* **Requirement**
The records are to be repeated exactly, and any images in them are to be dropped.

Data extracted from a collection
· · · · · · ·

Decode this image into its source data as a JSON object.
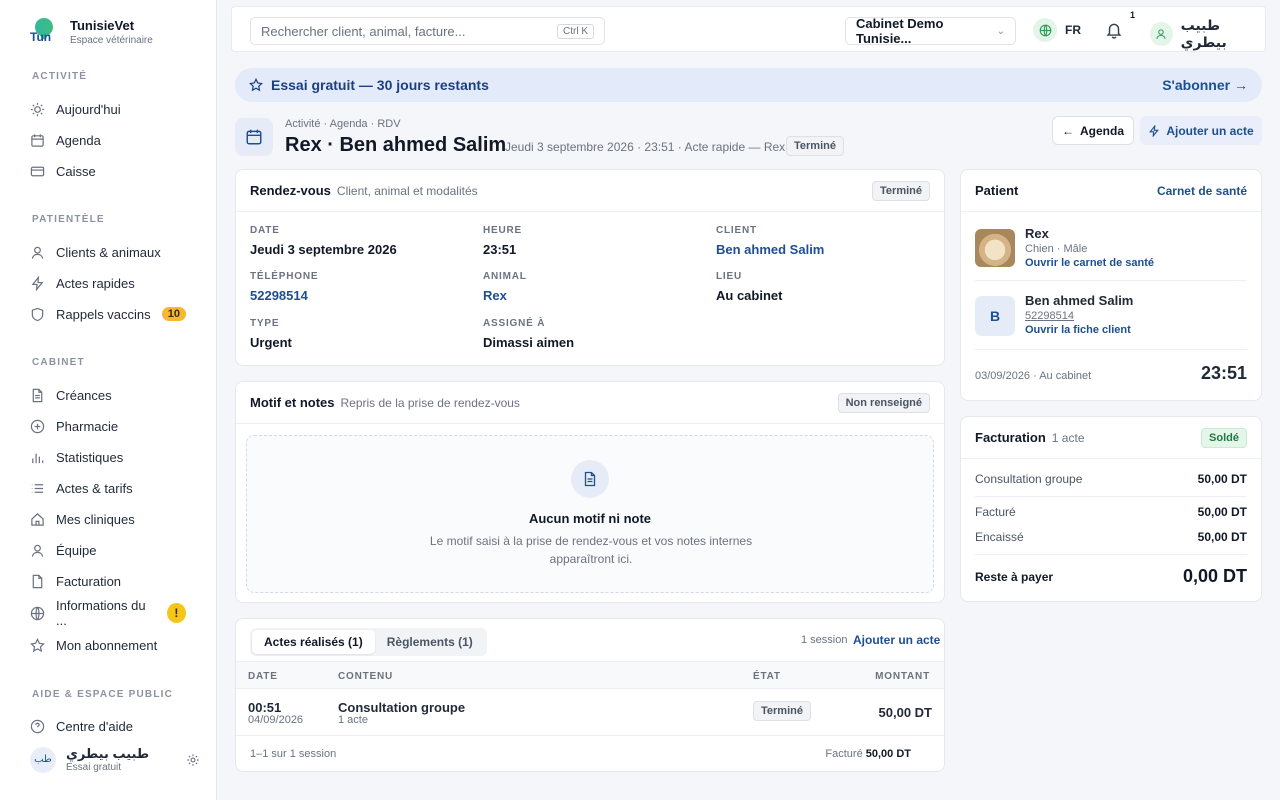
{
  "brand": {
    "name": "TunisieVet",
    "subtitle": "Espace vétérinaire",
    "logo_text": "Tun"
  },
  "sidebar": {
    "sections": [
      "ACTIVITÉ",
      "PATIENTÈLE",
      "CABINET",
      "AIDE & ESPACE PUBLIC"
    ],
    "items": [
      {
        "label": "Aujourd'hui",
        "icon": "sun-icon"
      },
      {
        "label": "Agenda",
        "icon": "calendar-icon"
      },
      {
        "label": "Caisse",
        "icon": "card-icon"
      },
      {
        "label": "Clients & animaux",
        "icon": "user-icon"
      },
      {
        "label": "Actes rapides",
        "icon": "bolt-icon"
      },
      {
        "label": "Rappels vaccins",
        "icon": "shield-icon",
        "badge": "10"
      },
      {
        "label": "Créances",
        "icon": "document-icon"
      },
      {
        "label": "Pharmacie",
        "icon": "plus-circle-icon"
      },
      {
        "label": "Statistiques",
        "icon": "bar-chart-icon"
      },
      {
        "label": "Actes & tarifs",
        "icon": "list-icon"
      },
      {
        "label": "Mes cliniques",
        "icon": "home-icon"
      },
      {
        "label": "Équipe",
        "icon": "user-icon"
      },
      {
        "label": "Facturation",
        "icon": "file-icon"
      },
      {
        "label": "Informations du ...",
        "icon": "globe-icon",
        "warn": "!"
      },
      {
        "label": "Mon abonnement",
        "icon": "star-icon"
      },
      {
        "label": "Centre d'aide",
        "icon": "help-icon"
      }
    ],
    "user": {
      "avatar": "طب",
      "name": "طبيب بيطري",
      "plan": "Essai gratuit"
    }
  },
  "topbar": {
    "search_placeholder": "Rechercher client, animal, facture...",
    "search_shortcut": "Ctrl K",
    "clinic": "Cabinet Demo Tunisie...",
    "lang": "FR",
    "notif_count": "1",
    "user_name": "طبيب بيطري"
  },
  "trial": {
    "text": "Essai gratuit — 30 jours restants",
    "cta": "S'abonner →"
  },
  "page": {
    "breadcrumb": "Activité · Agenda · RDV",
    "title": "Rex · Ben ahmed Salim",
    "subtitle": "Jeudi 3 septembre 2026 · 23:51 · Acte rapide — Rex",
    "status": "Terminé",
    "btn_agenda": "Agenda",
    "btn_add": "Ajouter un acte"
  },
  "rdv": {
    "title": "Rendez-vous",
    "subtitle": "Client, animal et modalités",
    "status": "Terminé",
    "fields": {
      "date_label": "DATE",
      "date": "Jeudi 3 septembre 2026",
      "heure_label": "HEURE",
      "heure": "23:51",
      "client_label": "CLIENT",
      "client": "Ben ahmed Salim",
      "tel_label": "TÉLÉPHONE",
      "tel": "52298514",
      "animal_label": "ANIMAL",
      "animal": "Rex",
      "lieu_label": "LIEU",
      "lieu": "Au cabinet",
      "type_label": "TYPE",
      "type": "Urgent",
      "assigne_label": "ASSIGNÉ À",
      "assigne": "Dimassi aimen"
    }
  },
  "motif": {
    "title": "Motif et notes",
    "subtitle": "Repris de la prise de rendez-vous",
    "status": "Non renseigné",
    "empty_title": "Aucun motif ni note",
    "empty_desc": "Le motif saisi à la prise de rendez-vous et vos notes internes apparaîtront ici."
  },
  "actes": {
    "tabs": [
      "Actes réalisés (1)",
      "Règlements (1)"
    ],
    "session_count": "1 session",
    "add_link": "Ajouter un acte",
    "columns": [
      "DATE",
      "CONTENU",
      "ÉTAT",
      "MONTANT"
    ],
    "rows": [
      {
        "time": "00:51",
        "date": "04/09/2026",
        "content": "Consultation groupe",
        "sub": "1 acte",
        "state": "Terminé",
        "amount": "50,00 DT"
      }
    ],
    "footer_left": "1–1 sur 1 session",
    "footer_label": "Facturé",
    "footer_amount": "50,00 DT"
  },
  "patient": {
    "title": "Patient",
    "link": "Carnet de santé",
    "animal_name": "Rex",
    "animal_info": "Chien · Mâle",
    "animal_link": "Ouvrir le carnet de santé",
    "owner_initial": "B",
    "owner_name": "Ben ahmed Salim",
    "owner_phone": "52298514",
    "owner_link": "Ouvrir la fiche client",
    "footer_left": "03/09/2026 · Au cabinet",
    "footer_time": "23:51"
  },
  "billing": {
    "title": "Facturation",
    "subtitle": "1 acte",
    "status": "Soldé",
    "line_label": "Consultation groupe",
    "line_amount": "50,00 DT",
    "facture_label": "Facturé",
    "facture_amount": "50,00 DT",
    "encaisse_label": "Encaissé",
    "encaisse_amount": "50,00 DT",
    "reste_label": "Reste à payer",
    "reste_amount": "0,00 DT"
  }
}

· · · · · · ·

* **Solution below**
Decode this image into its source data as a JSON object.
{
  "brand": {
    "name": "TunisieVet",
    "subtitle": "Espace vétérinaire",
    "logo_text": "Tun"
  },
  "sidebar": {
    "sections": [
      "ACTIVITÉ",
      "PATIENTÈLE",
      "CABINET",
      "AIDE & ESPACE PUBLIC"
    ],
    "items": [
      {
        "label": "Aujourd'hui",
        "icon": "sun-icon"
      },
      {
        "label": "Agenda",
        "icon": "calendar-icon"
      },
      {
        "label": "Caisse",
        "icon": "card-icon"
      },
      {
        "label": "Clients & animaux",
        "icon": "user-icon"
      },
      {
        "label": "Actes rapides",
        "icon": "bolt-icon"
      },
      {
        "label": "Rappels vaccins",
        "icon": "shield-icon",
        "badge": "10"
      },
      {
        "label": "Créances",
        "icon": "document-icon"
      },
      {
        "label": "Pharmacie",
        "icon": "plus-circle-icon"
      },
      {
        "label": "Statistiques",
        "icon": "bar-chart-icon"
      },
      {
        "label": "Actes & tarifs",
        "icon": "list-icon"
      },
      {
        "label": "Mes cliniques",
        "icon": "home-icon"
      },
      {
        "label": "Équipe",
        "icon": "user-icon"
      },
      {
        "label": "Facturation",
        "icon": "file-icon"
      },
      {
        "label": "Informations du ...",
        "icon": "globe-icon",
        "warn": "!"
      },
      {
        "label": "Mon abonnement",
        "icon": "star-icon"
      },
      {
        "label": "Centre d'aide",
        "icon": "help-icon"
      }
    ],
    "user": {
      "avatar": "طب",
      "name": "طبيب بيطري",
      "plan": "Essai gratuit"
    }
  },
  "topbar": {
    "search_placeholder": "Rechercher client, animal, facture...",
    "search_shortcut": "Ctrl K",
    "clinic": "Cabinet Demo Tunisie...",
    "lang": "FR",
    "notif_count": "1",
    "user_name": "طبيب بيطري"
  },
  "trial": {
    "text": "Essai gratuit — 30 jours restants",
    "cta": "S'abonner →"
  },
  "page": {
    "breadcrumb": "Activité · Agenda · RDV",
    "title": "Rex · Ben ahmed Salim",
    "subtitle": "Jeudi 3 septembre 2026 · 23:51 · Acte rapide — Rex",
    "status": "Terminé",
    "btn_agenda": "Agenda",
    "btn_add": "Ajouter un acte"
  },
  "rdv": {
    "title": "Rendez-vous",
    "subtitle": "Client, animal et modalités",
    "status": "Terminé",
    "fields": {
      "date_label": "DATE",
      "date": "Jeudi 3 septembre 2026",
      "heure_label": "HEURE",
      "heure": "23:51",
      "client_label": "CLIENT",
      "client": "Ben ahmed Salim",
      "tel_label": "TÉLÉPHONE",
      "tel": "52298514",
      "animal_label": "ANIMAL",
      "animal": "Rex",
      "lieu_label": "LIEU",
      "lieu": "Au cabinet",
      "type_label": "TYPE",
      "type": "Urgent",
      "assigne_label": "ASSIGNÉ À",
      "assigne": "Dimassi aimen"
    }
  },
  "motif": {
    "title": "Motif et notes",
    "subtitle": "Repris de la prise de rendez-vous",
    "status": "Non renseigné",
    "empty_title": "Aucun motif ni note",
    "empty_desc": "Le motif saisi à la prise de rendez-vous et vos notes internes apparaîtront ici."
  },
  "actes": {
    "tabs": [
      "Actes réalisés (1)",
      "Règlements (1)"
    ],
    "session_count": "1 session",
    "add_link": "Ajouter un acte",
    "columns": [
      "DATE",
      "CONTENU",
      "ÉTAT",
      "MONTANT"
    ],
    "rows": [
      {
        "time": "00:51",
        "date": "04/09/2026",
        "content": "Consultation groupe",
        "sub": "1 acte",
        "state": "Terminé",
        "amount": "50,00 DT"
      }
    ],
    "footer_left": "1–1 sur 1 session",
    "footer_label": "Facturé",
    "footer_amount": "50,00 DT"
  },
  "patient": {
    "title": "Patient",
    "link": "Carnet de santé",
    "animal_name": "Rex",
    "animal_info": "Chien · Mâle",
    "animal_link": "Ouvrir le carnet de santé",
    "owner_initial": "B",
    "owner_name": "Ben ahmed Salim",
    "owner_phone": "52298514",
    "owner_link": "Ouvrir la fiche client",
    "footer_left": "03/09/2026 · Au cabinet",
    "footer_time": "23:51"
  },
  "billing": {
    "title": "Facturation",
    "subtitle": "1 acte",
    "status": "Soldé",
    "line_label": "Consultation groupe",
    "line_amount": "50,00 DT",
    "facture_label": "Facturé",
    "facture_amount": "50,00 DT",
    "encaisse_label": "Encaissé",
    "encaisse_amount": "50,00 DT",
    "reste_label": "Reste à payer",
    "reste_amount": "0,00 DT"
  }
}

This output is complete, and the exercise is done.